added tax: uniform basis of assessment (77/388/EEC) (1) is not incompatible with the said Directive.

(1) OJ L 145, 13.6.1977.

(2001/C 26 E/194) WRITTEN QUESTION E-1120/00
by Lucio Manisco (GUE/NGL) to the Commission

(11 April 2000)

Subject: Imprisonment of Arkin Birdal and the judgment against Necmettin Erkaban in Turkey

On Tuesday 28 March 200 the Public Prosecutor in Ankara refused to suspend the prison sentence against
Arkin Birdal, a renowned and courageous defender of civil rights in Turkey accused of making ‘subversive
speeches’. His lawyers had requested a six months’ suspension of the sentence because he needs intensive
medical treatment for injuries sustained as a result of an attempt made on his life.

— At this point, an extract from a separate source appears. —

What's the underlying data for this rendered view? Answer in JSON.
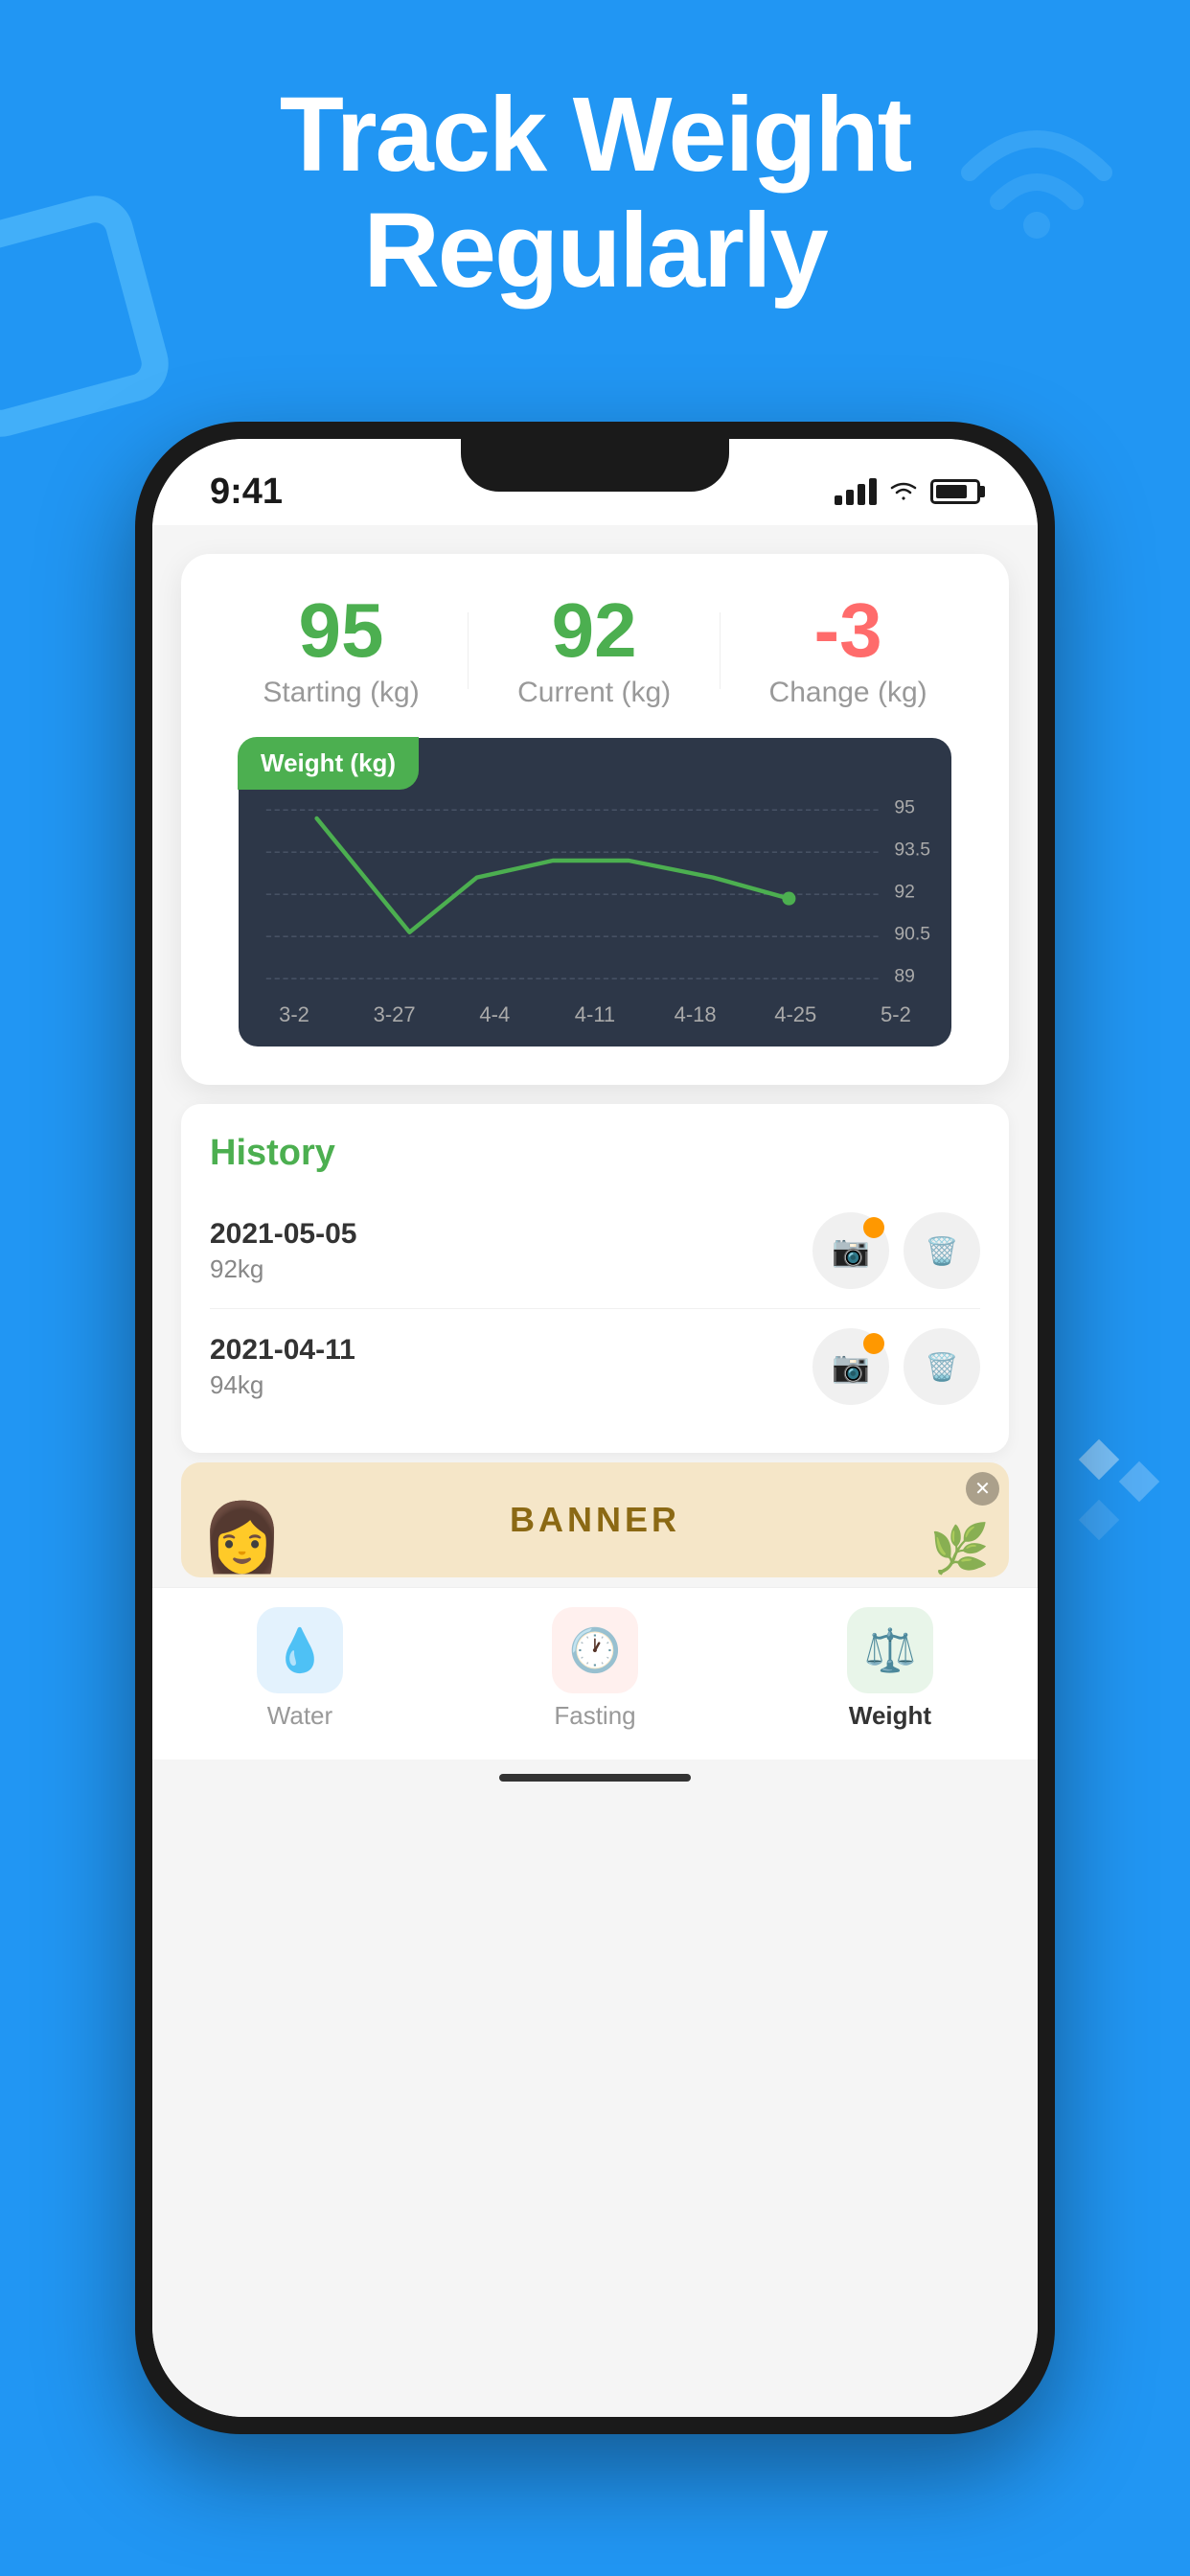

At the beginning of March the former Prime Minister Necmettin Erkaban was sentenced to a year’s
imprisonment for similar offences, because of a speech he made in 1994.

1. Does the Commission not consider that these blatant violations of freedom of expression and human
rights are at odds with the commitments entered into by the Turkish Government with a view to EU
membership and the basic conditions for the accession of new States, such as respect for the founding
principles of the Union, sanctioned in Article 6(1) of the TEU, and the political criteria laid down by the
Copenhagen European Council in June 1993?